He said that first section conflicts with a later section of charter changes that explicitly delineate what the new oversight board “shall do” once voters approve it. Those powers include things like investigating complaints against officers, compelling testimony and disciplining officers.
“So our first question is, hasn’t the city already given all of these powers to the board?” Karia asked, suggesting the two sections of the charter changes conflicted with each other.
City negotiators say those sections aren’t in conflict, and some details of the oversight board may be negotiable at a later date when more is known about the specifics of the new system.
In Wednesday’s negotiations, city representatives again tried to avoid getting bogged down in specifics while maintaining their view that not all aspects of the oversight board are subject to negotiation.
“We have rights as management to engage in disciplinary investigations and to impose discipline,” said Steven Schuback, an attorney hired by Portland specifically for the police contract negotiations. “And we are maintaining that right,”
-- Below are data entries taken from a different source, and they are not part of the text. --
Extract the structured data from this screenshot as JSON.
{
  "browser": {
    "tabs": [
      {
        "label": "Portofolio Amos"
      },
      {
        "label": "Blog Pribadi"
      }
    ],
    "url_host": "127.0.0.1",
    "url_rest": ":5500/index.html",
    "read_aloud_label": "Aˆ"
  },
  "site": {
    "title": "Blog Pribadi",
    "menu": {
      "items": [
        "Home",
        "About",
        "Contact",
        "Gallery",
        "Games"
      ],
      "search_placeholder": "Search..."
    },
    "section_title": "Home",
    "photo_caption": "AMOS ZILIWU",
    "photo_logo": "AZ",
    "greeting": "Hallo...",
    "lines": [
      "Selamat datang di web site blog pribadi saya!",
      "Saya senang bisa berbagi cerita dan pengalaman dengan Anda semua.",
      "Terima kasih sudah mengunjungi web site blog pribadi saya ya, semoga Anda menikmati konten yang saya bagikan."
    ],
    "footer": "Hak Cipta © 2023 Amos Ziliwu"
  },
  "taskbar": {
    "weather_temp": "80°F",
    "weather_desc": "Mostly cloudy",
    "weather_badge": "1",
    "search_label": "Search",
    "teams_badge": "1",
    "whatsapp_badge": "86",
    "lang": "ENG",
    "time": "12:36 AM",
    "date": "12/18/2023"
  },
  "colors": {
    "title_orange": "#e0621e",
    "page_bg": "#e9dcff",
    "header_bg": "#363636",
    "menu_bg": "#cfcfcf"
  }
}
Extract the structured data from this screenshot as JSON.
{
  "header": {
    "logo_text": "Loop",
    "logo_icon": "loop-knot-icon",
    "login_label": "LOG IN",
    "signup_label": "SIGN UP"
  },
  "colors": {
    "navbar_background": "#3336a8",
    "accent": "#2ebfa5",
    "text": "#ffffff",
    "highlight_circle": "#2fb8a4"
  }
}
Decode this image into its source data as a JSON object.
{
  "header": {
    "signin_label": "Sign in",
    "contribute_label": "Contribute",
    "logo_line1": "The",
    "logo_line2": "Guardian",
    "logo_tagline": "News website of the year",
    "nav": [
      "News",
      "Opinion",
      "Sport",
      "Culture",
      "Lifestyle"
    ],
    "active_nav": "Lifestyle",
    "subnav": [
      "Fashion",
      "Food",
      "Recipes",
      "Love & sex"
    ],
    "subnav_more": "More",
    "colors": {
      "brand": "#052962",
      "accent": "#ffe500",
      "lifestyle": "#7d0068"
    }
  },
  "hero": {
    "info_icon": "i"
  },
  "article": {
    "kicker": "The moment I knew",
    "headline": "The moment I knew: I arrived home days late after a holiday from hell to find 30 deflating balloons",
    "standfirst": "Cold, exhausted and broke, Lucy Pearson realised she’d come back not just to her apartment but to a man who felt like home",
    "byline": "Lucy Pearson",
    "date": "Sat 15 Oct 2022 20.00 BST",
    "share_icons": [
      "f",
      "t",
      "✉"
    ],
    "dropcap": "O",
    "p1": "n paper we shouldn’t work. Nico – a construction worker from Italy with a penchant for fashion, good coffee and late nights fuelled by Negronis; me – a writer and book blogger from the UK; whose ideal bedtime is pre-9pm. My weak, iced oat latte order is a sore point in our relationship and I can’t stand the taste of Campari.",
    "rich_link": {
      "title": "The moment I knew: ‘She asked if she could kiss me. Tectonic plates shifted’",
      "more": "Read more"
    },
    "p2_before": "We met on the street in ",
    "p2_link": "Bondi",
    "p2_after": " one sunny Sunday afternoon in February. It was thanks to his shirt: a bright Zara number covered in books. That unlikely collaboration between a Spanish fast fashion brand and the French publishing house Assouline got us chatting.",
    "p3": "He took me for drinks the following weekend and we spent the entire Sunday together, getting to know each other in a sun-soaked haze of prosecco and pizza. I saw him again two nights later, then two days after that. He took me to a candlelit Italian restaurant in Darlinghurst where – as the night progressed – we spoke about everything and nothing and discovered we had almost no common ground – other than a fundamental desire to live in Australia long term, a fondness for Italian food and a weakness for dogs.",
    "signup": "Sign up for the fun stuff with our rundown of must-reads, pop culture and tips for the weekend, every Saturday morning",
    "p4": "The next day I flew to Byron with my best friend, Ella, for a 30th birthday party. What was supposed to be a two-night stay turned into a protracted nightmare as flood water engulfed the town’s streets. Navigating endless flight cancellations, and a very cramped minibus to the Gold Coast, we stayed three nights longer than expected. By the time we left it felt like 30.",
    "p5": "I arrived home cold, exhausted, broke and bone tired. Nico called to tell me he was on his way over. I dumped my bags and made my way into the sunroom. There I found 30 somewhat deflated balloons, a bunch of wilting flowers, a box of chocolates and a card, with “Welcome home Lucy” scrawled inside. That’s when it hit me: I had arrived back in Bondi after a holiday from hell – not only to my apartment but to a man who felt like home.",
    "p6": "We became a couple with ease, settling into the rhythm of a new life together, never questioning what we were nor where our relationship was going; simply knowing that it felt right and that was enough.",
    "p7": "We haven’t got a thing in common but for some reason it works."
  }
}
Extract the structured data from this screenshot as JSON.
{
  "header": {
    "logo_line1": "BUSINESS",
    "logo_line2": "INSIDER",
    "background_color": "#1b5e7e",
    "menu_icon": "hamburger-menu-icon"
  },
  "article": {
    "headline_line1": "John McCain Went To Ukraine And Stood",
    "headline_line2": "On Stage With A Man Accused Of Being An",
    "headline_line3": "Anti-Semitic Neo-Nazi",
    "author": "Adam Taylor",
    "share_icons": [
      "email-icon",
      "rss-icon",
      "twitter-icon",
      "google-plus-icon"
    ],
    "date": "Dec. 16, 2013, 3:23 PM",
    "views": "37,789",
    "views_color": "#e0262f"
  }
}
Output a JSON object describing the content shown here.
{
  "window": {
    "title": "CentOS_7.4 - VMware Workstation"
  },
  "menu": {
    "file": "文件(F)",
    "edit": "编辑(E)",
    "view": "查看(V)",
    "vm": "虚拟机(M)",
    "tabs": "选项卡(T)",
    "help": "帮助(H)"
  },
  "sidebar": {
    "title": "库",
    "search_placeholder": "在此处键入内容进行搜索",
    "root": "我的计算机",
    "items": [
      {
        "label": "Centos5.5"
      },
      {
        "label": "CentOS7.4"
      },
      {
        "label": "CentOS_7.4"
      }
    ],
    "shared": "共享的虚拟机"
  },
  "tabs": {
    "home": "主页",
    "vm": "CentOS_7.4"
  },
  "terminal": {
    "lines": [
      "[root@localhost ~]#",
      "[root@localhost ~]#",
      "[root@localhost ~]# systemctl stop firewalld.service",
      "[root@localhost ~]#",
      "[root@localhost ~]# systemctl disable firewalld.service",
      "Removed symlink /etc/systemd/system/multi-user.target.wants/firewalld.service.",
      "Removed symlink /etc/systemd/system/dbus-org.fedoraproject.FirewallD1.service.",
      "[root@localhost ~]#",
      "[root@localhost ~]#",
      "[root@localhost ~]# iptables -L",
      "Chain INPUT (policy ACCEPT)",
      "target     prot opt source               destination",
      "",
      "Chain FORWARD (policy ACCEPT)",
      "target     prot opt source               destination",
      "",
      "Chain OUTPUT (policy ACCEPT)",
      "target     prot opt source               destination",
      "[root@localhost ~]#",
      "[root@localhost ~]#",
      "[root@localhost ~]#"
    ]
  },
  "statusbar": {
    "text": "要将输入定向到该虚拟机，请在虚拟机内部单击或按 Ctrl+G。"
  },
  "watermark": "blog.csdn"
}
Union president Brian Hunzeker insisted the city misled voters and made promises about what the ballot measure would accomplish — what it “shall do.”
“Now, if I hear you correctly, Steven, these ‘we shall do things’ are technically up in the air and it’s something the city needs to reconsider and bargain with us,” Hunzeker said.
Schuback disagreed and read directly from the measure’s text.
Eventually, the discussion moved forward and Karia said he would try to reconcile how the city can rest so much of its position on overwhelming public support despite having “misled voters.”
In other business, PPA made a series of proposals ranging from minor tweaks to wording around drug testing removing bureaucratic steps in the grievance process, and changes to how a probationary officer can be disciplined.
Among PPA’s proposals was allowing a suspended officer to use accrued benefits instead of being forced to take time off.
“It seems counterintuitive for the city to impose discipline, have somebody not show up to work, and then incur overtime backfilling that position,” Karia said. “The penalty is still there without the impact to operations.”
With less than an hour left in the day, Schuback dove into another thorny topic: overtime.
Even before the police bureau racked up more than 160,000 hours of overtime during protests last summer, a city audit in 2019 had found substantial problems with how many hours officers were logging.
That report blamed poor management for an overreliance on overtime that is leaving officers susceptible to burnout and on-the-job injuries.
“We want to start simplifying how we handle overtime,” Schuback explained. “There’s just way too many little nooks and crannies on overtime that’s really leading to a hard time tracking it all and great costs.”
In an attempt to address officer burnout and improve work-life balance, the city is proposing a maximum of 30 overtime hours in a 14-day period unless otherwise directed.
Officers get paid overtime when they have to testify in court and some of the proposed changes take into consideration the reality that, because of video conferencing, that is now far less time-consuming.
PPA disagreed with the proposed changes and instead blamed the overtime demand on staffing shortages, contradicting the city auditor’s report.
Karia said officers don’t make their own overtime and are filling an operational need, at the bureau’s request, when they work more than the regular 40 hours.
Karia said the city’s financial problems are self-inflicted.
“In the last fiscal year, the $14 million budget hole was a city self-created problem when the city ... defunded the police bureau by $15 million,” Karia said. “I’ll save you the calculator. The $15 million would have saved you the $14 million downfall.”